> **WHAT IS EXPECTED**: Write the records below out in full, character for character, with no pictures.

------ RECORDS FOR THIS TASK

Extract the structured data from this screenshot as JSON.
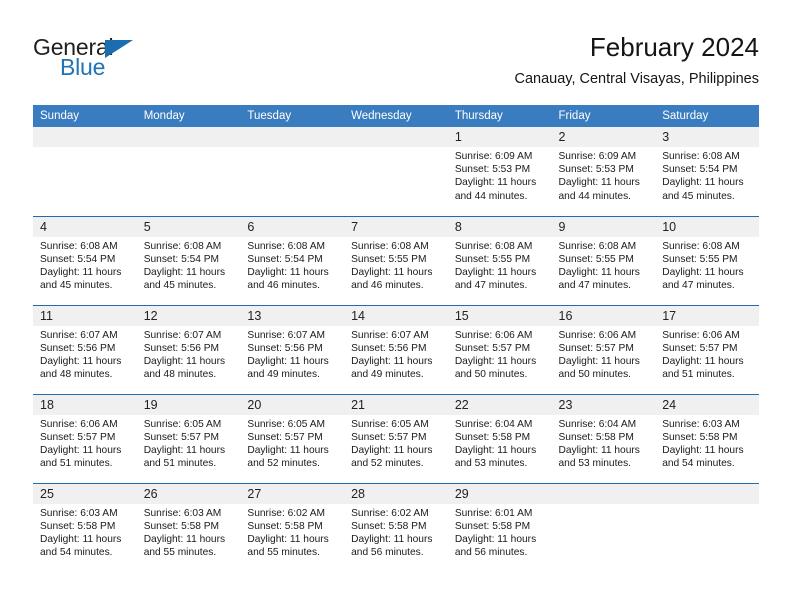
{
  "logo": {
    "word_top": "General",
    "word_bottom": "Blue",
    "accent_color": "#1b6cb0"
  },
  "header": {
    "title": "February 2024",
    "subtitle": "Canauay, Central Visayas, Philippines"
  },
  "calendar": {
    "header_bg": "#3a7cc0",
    "row_divider_color": "#1f6cb0",
    "daynum_bg": "#f0f0f0",
    "weekdays": [
      "Sunday",
      "Monday",
      "Tuesday",
      "Wednesday",
      "Thursday",
      "Friday",
      "Saturday"
    ],
    "labels": {
      "sunrise": "Sunrise:",
      "sunset": "Sunset:",
      "daylight": "Daylight:"
    },
    "weeks": [
      [
        {
          "day": "",
          "sunrise": "",
          "sunset": "",
          "daylight_1": "",
          "daylight_2": ""
        },
        {
          "day": "",
          "sunrise": "",
          "sunset": "",
          "daylight_1": "",
          "daylight_2": ""
        },
        {
          "day": "",
          "sunrise": "",
          "sunset": "",
          "daylight_1": "",
          "daylight_2": ""
        },
        {
          "day": "",
          "sunrise": "",
          "sunset": "",
          "daylight_1": "",
          "daylight_2": ""
        },
        {
          "day": "1",
          "sunrise": "Sunrise: 6:09 AM",
          "sunset": "Sunset: 5:53 PM",
          "daylight_1": "Daylight: 11 hours",
          "daylight_2": "and 44 minutes."
        },
        {
          "day": "2",
          "sunrise": "Sunrise: 6:09 AM",
          "sunset": "Sunset: 5:53 PM",
          "daylight_1": "Daylight: 11 hours",
          "daylight_2": "and 44 minutes."
        },
        {
          "day": "3",
          "sunrise": "Sunrise: 6:08 AM",
          "sunset": "Sunset: 5:54 PM",
          "daylight_1": "Daylight: 11 hours",
          "daylight_2": "and 45 minutes."
        }
      ],
      [
        {
          "day": "4",
          "sunrise": "Sunrise: 6:08 AM",
          "sunset": "Sunset: 5:54 PM",
          "daylight_1": "Daylight: 11 hours",
          "daylight_2": "and 45 minutes."
        },
        {
          "day": "5",
          "sunrise": "Sunrise: 6:08 AM",
          "sunset": "Sunset: 5:54 PM",
          "daylight_1": "Daylight: 11 hours",
          "daylight_2": "and 45 minutes."
        },
        {
          "day": "6",
          "sunrise": "Sunrise: 6:08 AM",
          "sunset": "Sunset: 5:54 PM",
          "daylight_1": "Daylight: 11 hours",
          "daylight_2": "and 46 minutes."
        },
        {
          "day": "7",
          "sunrise": "Sunrise: 6:08 AM",
          "sunset": "Sunset: 5:55 PM",
          "daylight_1": "Daylight: 11 hours",
          "daylight_2": "and 46 minutes."
        },
        {
          "day": "8",
          "sunrise": "Sunrise: 6:08 AM",
          "sunset": "Sunset: 5:55 PM",
          "daylight_1": "Daylight: 11 hours",
          "daylight_2": "and 47 minutes."
        },
        {
          "day": "9",
          "sunrise": "Sunrise: 6:08 AM",
          "sunset": "Sunset: 5:55 PM",
          "daylight_1": "Daylight: 11 hours",
          "daylight_2": "and 47 minutes."
        },
        {
          "day": "10",
          "sunrise": "Sunrise: 6:08 AM",
          "sunset": "Sunset: 5:55 PM",
          "daylight_1": "Daylight: 11 hours",
          "daylight_2": "and 47 minutes."
        }
      ],
      [
        {
          "day": "11",
          "sunrise": "Sunrise: 6:07 AM",
          "sunset": "Sunset: 5:56 PM",
          "daylight_1": "Daylight: 11 hours",
          "daylight_2": "and 48 minutes."
        },
        {
          "day": "12",
          "sunrise": "Sunrise: 6:07 AM",
          "sunset": "Sunset: 5:56 PM",
          "daylight_1": "Daylight: 11 hours",
          "daylight_2": "and 48 minutes."
        },
        {
          "day": "13",
          "sunrise": "Sunrise: 6:07 AM",
          "sunset": "Sunset: 5:56 PM",
          "daylight_1": "Daylight: 11 hours",
          "daylight_2": "and 49 minutes."
        },
        {
          "day": "14",
          "sunrise": "Sunrise: 6:07 AM",
          "sunset": "Sunset: 5:56 PM",
          "daylight_1": "Daylight: 11 hours",
          "daylight_2": "and 49 minutes."
        },
        {
          "day": "15",
          "sunrise": "Sunrise: 6:06 AM",
          "sunset": "Sunset: 5:57 PM",
          "daylight_1": "Daylight: 11 hours",
          "daylight_2": "and 50 minutes."
        },
        {
          "day": "16",
          "sunrise": "Sunrise: 6:06 AM",
          "sunset": "Sunset: 5:57 PM",
          "daylight_1": "Daylight: 11 hours",
          "daylight_2": "and 50 minutes."
        },
        {
          "day": "17",
          "sunrise": "Sunrise: 6:06 AM",
          "sunset": "Sunset: 5:57 PM",
          "daylight_1": "Daylight: 11 hours",
          "daylight_2": "and 51 minutes."
        }
      ],
      [
        {
          "day": "18",
          "sunrise": "Sunrise: 6:06 AM",
          "sunset": "Sunset: 5:57 PM",
          "daylight_1": "Daylight: 11 hours",
          "daylight_2": "and 51 minutes."
        },
        {
          "day": "19",
          "sunrise": "Sunrise: 6:05 AM",
          "sunset": "Sunset: 5:57 PM",
          "daylight_1": "Daylight: 11 hours",
          "daylight_2": "and 51 minutes."
        },
        {
          "day": "20",
          "sunrise": "Sunrise: 6:05 AM",
          "sunset": "Sunset: 5:57 PM",
          "daylight_1": "Daylight: 11 hours",
          "daylight_2": "and 52 minutes."
        },
        {
          "day": "21",
          "sunrise": "Sunrise: 6:05 AM",
          "sunset": "Sunset: 5:57 PM",
          "daylight_1": "Daylight: 11 hours",
          "daylight_2": "and 52 minutes."
        },
        {
          "day": "22",
          "sunrise": "Sunrise: 6:04 AM",
          "sunset": "Sunset: 5:58 PM",
          "daylight_1": "Daylight: 11 hours",
          "daylight_2": "and 53 minutes."
        },
        {
          "day": "23",
          "sunrise": "Sunrise: 6:04 AM",
          "sunset": "Sunset: 5:58 PM",
          "daylight_1": "Daylight: 11 hours",
          "daylight_2": "and 53 minutes."
        },
        {
          "day": "24",
          "sunrise": "Sunrise: 6:03 AM",
          "sunset": "Sunset: 5:58 PM",
          "daylight_1": "Daylight: 11 hours",
          "daylight_2": "and 54 minutes."
        }
      ],
      [
        {
          "day": "25",
          "sunrise": "Sunrise: 6:03 AM",
          "sunset": "Sunset: 5:58 PM",
          "daylight_1": "Daylight: 11 hours",
          "daylight_2": "and 54 minutes."
        },
        {
          "day": "26",
          "sunrise": "Sunrise: 6:03 AM",
          "sunset": "Sunset: 5:58 PM",
          "daylight_1": "Daylight: 11 hours",
          "daylight_2": "and 55 minutes."
        },
        {
          "day": "27",
          "sunrise": "Sunrise: 6:02 AM",
          "sunset": "Sunset: 5:58 PM",
          "daylight_1": "Daylight: 11 hours",
          "daylight_2": "and 55 minutes."
        },
        {
          "day": "28",
          "sunrise": "Sunrise: 6:02 AM",
          "sunset": "Sunset: 5:58 PM",
          "daylight_1": "Daylight: 11 hours",
          "daylight_2": "and 56 minutes."
        },
        {
          "day": "29",
          "sunrise": "Sunrise: 6:01 AM",
          "sunset": "Sunset: 5:58 PM",
          "daylight_1": "Daylight: 11 hours",
          "daylight_2": "and 56 minutes."
        },
        {
          "day": "",
          "sunrise": "",
          "sunset": "",
          "daylight_1": "",
          "daylight_2": ""
        },
        {
          "day": "",
          "sunrise": "",
          "sunset": "",
          "daylight_1": "",
          "daylight_2": ""
        }
      ]
    ]
  }
}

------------

> **ANSWER TO THIS TASK**:
Extract the structured data from this screenshot as JSON.
{
  "logo": {
    "word_top": "General",
    "word_bottom": "Blue",
    "accent_color": "#1b6cb0"
  },
  "header": {
    "title": "February 2024",
    "subtitle": "Canauay, Central Visayas, Philippines"
  },
  "calendar": {
    "header_bg": "#3a7cc0",
    "row_divider_color": "#1f6cb0",
    "daynum_bg": "#f0f0f0",
    "weekdays": [
      "Sunday",
      "Monday",
      "Tuesday",
      "Wednesday",
      "Thursday",
      "Friday",
      "Saturday"
    ],
    "labels": {
      "sunrise": "Sunrise:",
      "sunset": "Sunset:",
      "daylight": "Daylight:"
    },
    "weeks": [
      [
        {
          "day": "",
          "sunrise": "",
          "sunset": "",
          "daylight_1": "",
          "daylight_2": ""
        },
        {
          "day": "",
          "sunrise": "",
          "sunset": "",
          "daylight_1": "",
          "daylight_2": ""
        },
        {
          "day": "",
          "sunrise": "",
          "sunset": "",
          "daylight_1": "",
          "daylight_2": ""
        },
        {
          "day": "",
          "sunrise": "",
          "sunset": "",
          "daylight_1": "",
          "daylight_2": ""
        },
        {
          "day": "1",
          "sunrise": "Sunrise: 6:09 AM",
          "sunset": "Sunset: 5:53 PM",
          "daylight_1": "Daylight: 11 hours",
          "daylight_2": "and 44 minutes."
        },
        {
          "day": "2",
          "sunrise": "Sunrise: 6:09 AM",
          "sunset": "Sunset: 5:53 PM",
          "daylight_1": "Daylight: 11 hours",
          "daylight_2": "and 44 minutes."
        },
        {
          "day": "3",
          "sunrise": "Sunrise: 6:08 AM",
          "sunset": "Sunset: 5:54 PM",
          "daylight_1": "Daylight: 11 hours",
          "daylight_2": "and 45 minutes."
        }
      ],
      [
        {
          "day": "4",
          "sunrise": "Sunrise: 6:08 AM",
          "sunset": "Sunset: 5:54 PM",
          "daylight_1": "Daylight: 11 hours",
          "daylight_2": "and 45 minutes."
        },
        {
          "day": "5",
          "sunrise": "Sunrise: 6:08 AM",
          "sunset": "Sunset: 5:54 PM",
          "daylight_1": "Daylight: 11 hours",
          "daylight_2": "and 45 minutes."
        },
        {
          "day": "6",
          "sunrise": "Sunrise: 6:08 AM",
          "sunset": "Sunset: 5:54 PM",
          "daylight_1": "Daylight: 11 hours",
          "daylight_2": "and 46 minutes."
        },
        {
          "day": "7",
          "sunrise": "Sunrise: 6:08 AM",
          "sunset": "Sunset: 5:55 PM",
          "daylight_1": "Daylight: 11 hours",
          "daylight_2": "and 46 minutes."
        },
        {
          "day": "8",
          "sunrise": "Sunrise: 6:08 AM",
          "sunset": "Sunset: 5:55 PM",
          "daylight_1": "Daylight: 11 hours",
          "daylight_2": "and 47 minutes."
        },
        {
          "day": "9",
          "sunrise": "Sunrise: 6:08 AM",
          "sunset": "Sunset: 5:55 PM",
          "daylight_1": "Daylight: 11 hours",
          "daylight_2": "and 47 minutes."
        },
        {
          "day": "10",
          "sunrise": "Sunrise: 6:08 AM",
          "sunset": "Sunset: 5:55 PM",
          "daylight_1": "Daylight: 11 hours",
          "daylight_2": "and 47 minutes."
        }
      ],
      [
        {
          "day": "11",
          "sunrise": "Sunrise: 6:07 AM",
          "sunset": "Sunset: 5:56 PM",
          "daylight_1": "Daylight: 11 hours",
          "daylight_2": "and 48 minutes."
        },
        {
          "day": "12",
          "sunrise": "Sunrise: 6:07 AM",
          "sunset": "Sunset: 5:56 PM",
          "daylight_1": "Daylight: 11 hours",
          "daylight_2": "and 48 minutes."
        },
        {
          "day": "13",
          "sunrise": "Sunrise: 6:07 AM",
          "sunset": "Sunset: 5:56 PM",
          "daylight_1": "Daylight: 11 hours",
          "daylight_2": "and 49 minutes."
        },
        {
          "day": "14",
          "sunrise": "Sunrise: 6:07 AM",
          "sunset": "Sunset: 5:56 PM",
          "daylight_1": "Daylight: 11 hours",
          "daylight_2": "and 49 minutes."
        },
        {
          "day": "15",
          "sunrise": "Sunrise: 6:06 AM",
          "sunset": "Sunset: 5:57 PM",
          "daylight_1": "Daylight: 11 hours",
          "daylight_2": "and 50 minutes."
        },
        {
          "day": "16",
          "sunrise": "Sunrise: 6:06 AM",
          "sunset": "Sunset: 5:57 PM",
          "daylight_1": "Daylight: 11 hours",
          "daylight_2": "and 50 minutes."
        },
        {
          "day": "17",
          "sunrise": "Sunrise: 6:06 AM",
          "sunset": "Sunset: 5:57 PM",
          "daylight_1": "Daylight: 11 hours",
          "daylight_2": "and 51 minutes."
        }
      ],
      [
        {
          "day": "18",
          "sunrise": "Sunrise: 6:06 AM",
          "sunset": "Sunset: 5:57 PM",
          "daylight_1": "Daylight: 11 hours",
          "daylight_2": "and 51 minutes."
        },
        {
          "day": "19",
          "sunrise": "Sunrise: 6:05 AM",
          "sunset": "Sunset: 5:57 PM",
          "daylight_1": "Daylight: 11 hours",
          "daylight_2": "and 51 minutes."
        },
        {
          "day": "20",
          "sunrise": "Sunrise: 6:05 AM",
          "sunset": "Sunset: 5:57 PM",
          "daylight_1": "Daylight: 11 hours",
          "daylight_2": "and 52 minutes."
        },
        {
          "day": "21",
          "sunrise": "Sunrise: 6:05 AM",
          "sunset": "Sunset: 5:57 PM",
          "daylight_1": "Daylight: 11 hours",
          "daylight_2": "and 52 minutes."
        },
        {
          "day": "22",
          "sunrise": "Sunrise: 6:04 AM",
          "sunset": "Sunset: 5:58 PM",
          "daylight_1": "Daylight: 11 hours",
          "daylight_2": "and 53 minutes."
        },
        {
          "day": "23",
          "sunrise": "Sunrise: 6:04 AM",
          "sunset": "Sunset: 5:58 PM",
          "daylight_1": "Daylight: 11 hours",
          "daylight_2": "and 53 minutes."
        },
        {
          "day": "24",
          "sunrise": "Sunrise: 6:03 AM",
          "sunset": "Sunset: 5:58 PM",
          "daylight_1": "Daylight: 11 hours",
          "daylight_2": "and 54 minutes."
        }
      ],
      [
        {
          "day": "25",
          "sunrise": "Sunrise: 6:03 AM",
          "sunset": "Sunset: 5:58 PM",
          "daylight_1": "Daylight: 11 hours",
          "daylight_2": "and 54 minutes."
        },
        {
          "day": "26",
          "sunrise": "Sunrise: 6:03 AM",
          "sunset": "Sunset: 5:58 PM",
          "daylight_1": "Daylight: 11 hours",
          "daylight_2": "and 55 minutes."
        },
        {
          "day": "27",
          "sunrise": "Sunrise: 6:02 AM",
          "sunset": "Sunset: 5:58 PM",
          "daylight_1": "Daylight: 11 hours",
          "daylight_2": "and 55 minutes."
        },
        {
          "day": "28",
          "sunrise": "Sunrise: 6:02 AM",
          "sunset": "Sunset: 5:58 PM",
          "daylight_1": "Daylight: 11 hours",
          "daylight_2": "and 56 minutes."
        },
        {
          "day": "29",
          "sunrise": "Sunrise: 6:01 AM",
          "sunset": "Sunset: 5:58 PM",
          "daylight_1": "Daylight: 11 hours",
          "daylight_2": "and 56 minutes."
        },
        {
          "day": "",
          "sunrise": "",
          "sunset": "",
          "daylight_1": "",
          "daylight_2": ""
        },
        {
          "day": "",
          "sunrise": "",
          "sunset": "",
          "daylight_1": "",
          "daylight_2": ""
        }
      ]
    ]
  }
}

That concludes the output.